In this work we consider the problem of learning a classifier from noisy labels when a few clean labeled examples are given. The structure of clean and noisy data is modeled by a graph per class and Graph Convolutional Networks (GCN) are used to predict class relevance of noisy examples. For each class, the GCN is treated as a binary classifier learning to discriminate clean from noisy examples using a weighted binary cross-entropy loss function, and then the GCN-inferred "clean" probability is exploited as a relevance measure. Each noisy example is weighted by its relevance when learning a classifier for the end task. We evaluate our method on an extended version of a few-shot learning problem, where the few clean examples of novel classes are supplemented with additional noisy data. Experimental results show that our GCN-based cleaning process significantly improves the classification accuracy over not cleaning the noisy data and standard few-shot classification where only few clean examples are used. The proposed GCN-based method outperforms the transductive approach (Douze et al., 2018) that is using the same additional data without labels.

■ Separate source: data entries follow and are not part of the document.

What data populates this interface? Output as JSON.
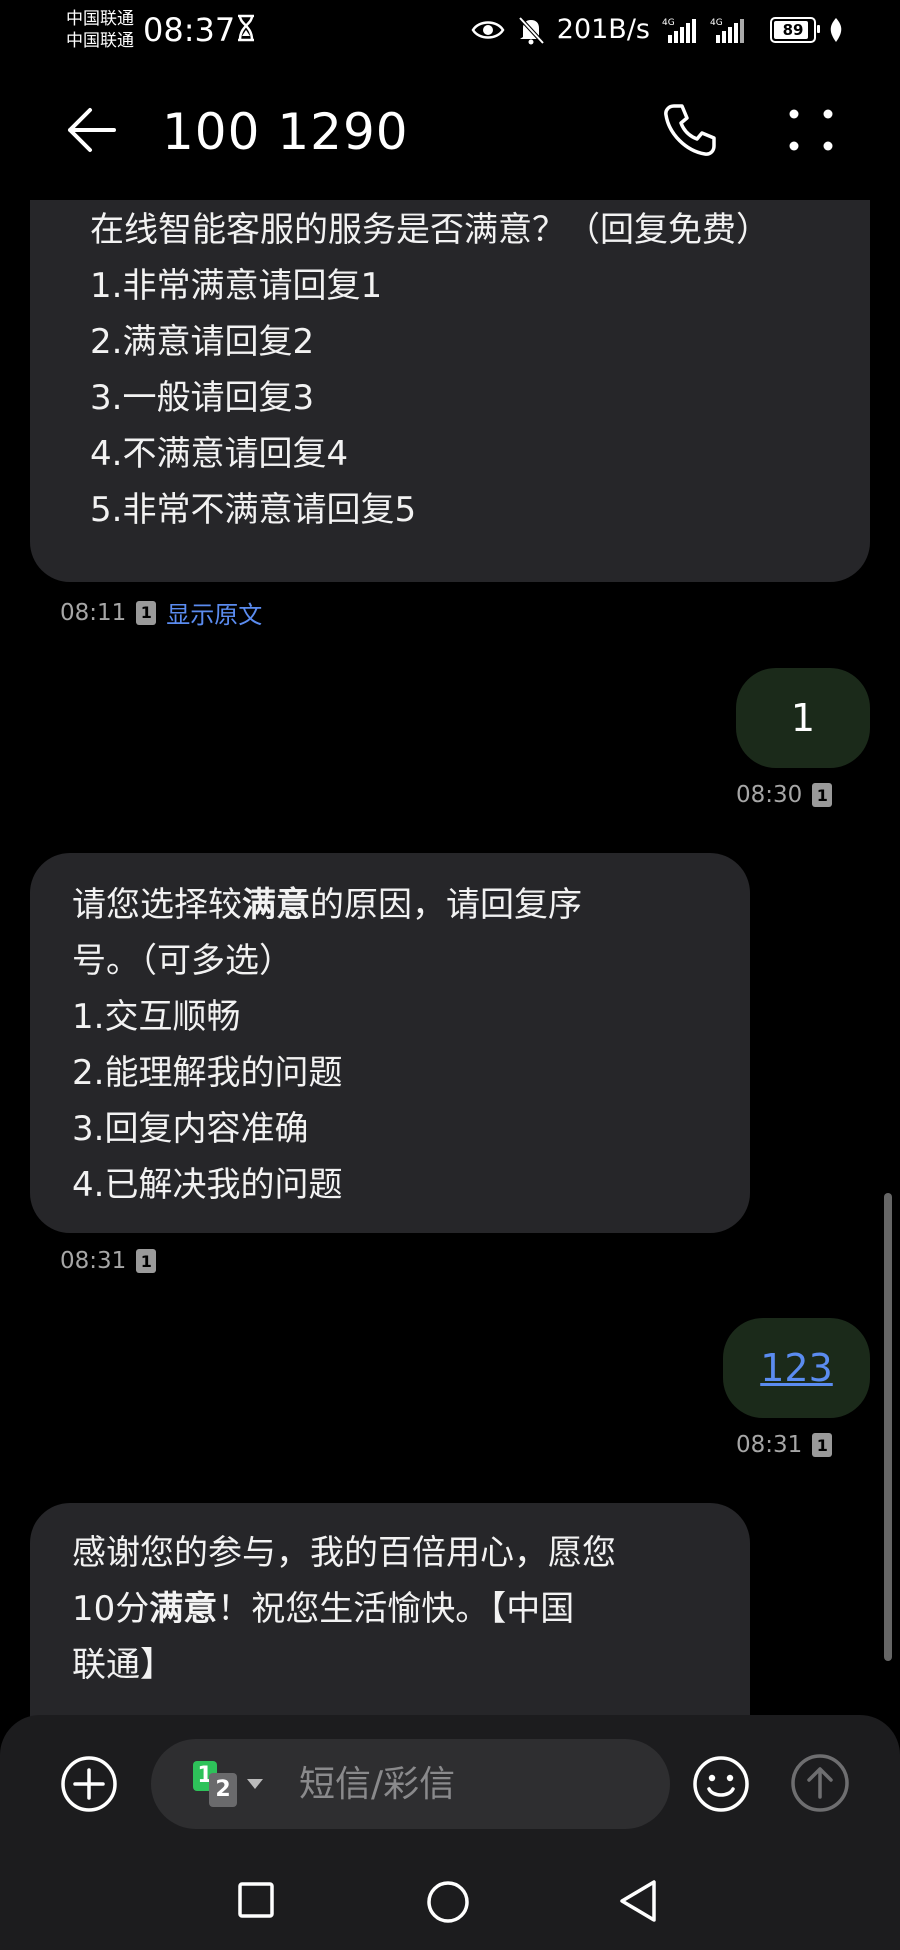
{
  "status_bar": {
    "carrier_1": "中国联通",
    "carrier_2": "中国联通",
    "time": "08:37",
    "speed": "201B/s",
    "network_1": "4G",
    "network_2": "4G",
    "battery": "89",
    "icons": [
      "hourglass-icon",
      "eye-icon",
      "bell-muted-icon",
      "signal-icon",
      "battery-icon",
      "leaf-icon"
    ]
  },
  "header": {
    "title": "100 1290",
    "back_icon": "arrow-left-icon",
    "call_icon": "phone-icon",
    "more_icon": "more-vertical-icon"
  },
  "messages": [
    {
      "direction": "incoming",
      "lines": [
        "在线智能客服的服务是否满意？（回复免费）",
        "1.非常满意请回复1",
        "2.满意请回复2",
        "3.一般请回复3",
        "4.不满意请回复4",
        "5.非常不满意请回复5"
      ],
      "time": "08:11",
      "sim": "1",
      "action": "显示原文"
    },
    {
      "direction": "outgoing",
      "text": "1",
      "time": "08:30",
      "sim": "1"
    },
    {
      "direction": "incoming",
      "line1_pre": "请您选择较",
      "line1_bold": "满意",
      "line1_post": "的原因，请回复序",
      "lines": [
        "号。（可多选）",
        "1.交互顺畅",
        "2.能理解我的问题",
        "3.回复内容准确",
        "4.已解决我的问题"
      ],
      "time": "08:31",
      "sim": "1"
    },
    {
      "direction": "outgoing",
      "text": "123",
      "time": "08:31",
      "sim": "1"
    },
    {
      "direction": "incoming",
      "line1": "感谢您的参与，我的百倍用心，愿您",
      "line2_pre": "10分",
      "line2_bold": "满意",
      "line2_post": "！祝您生活愉快。【中国",
      "line3": "联通】"
    }
  ],
  "composer": {
    "add_icon": "plus-circle-icon",
    "sim_1": "1",
    "sim_2": "2",
    "placeholder": "短信/彩信",
    "emoji_icon": "smiley-icon",
    "send_icon": "send-arrow-up-icon"
  },
  "nav": {
    "recents_icon": "square-icon",
    "home_icon": "circle-icon",
    "back_icon": "triangle-back-icon"
  },
  "colors": {
    "background": "#000000",
    "incoming_bubble": "#262629",
    "outgoing_bubble": "#1b2a1a",
    "link": "#5b8cf0",
    "meta_text": "#a6a6a6"
  }
}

Semi-supervised learning is becoming increasingly important because it can combine data carefully labeled by humans with abundant unlabeled data to train deep neural networks. Classic methods on semi-supervised learning that have focused on transductive learning have not been fully exploited in the inductive framework followed by modern deep learning. The same holds for the manifold assumption---that similar examples should get the same prediction. In this work, we employ a transductive label propagation method that is based on the manifold assumption to make predictions on the entire dataset and use these predictions to generate pseudo-labels for the unlabeled data and train a deep neural network. At the core of the transductive method lies a nearest neighbor graph of the dataset that we create based on the embeddings of the same network.Therefore our learning process iterates between these two steps. We improve performance on several datasets especially in the few labels regime and show that our work is complementary to current state of the art.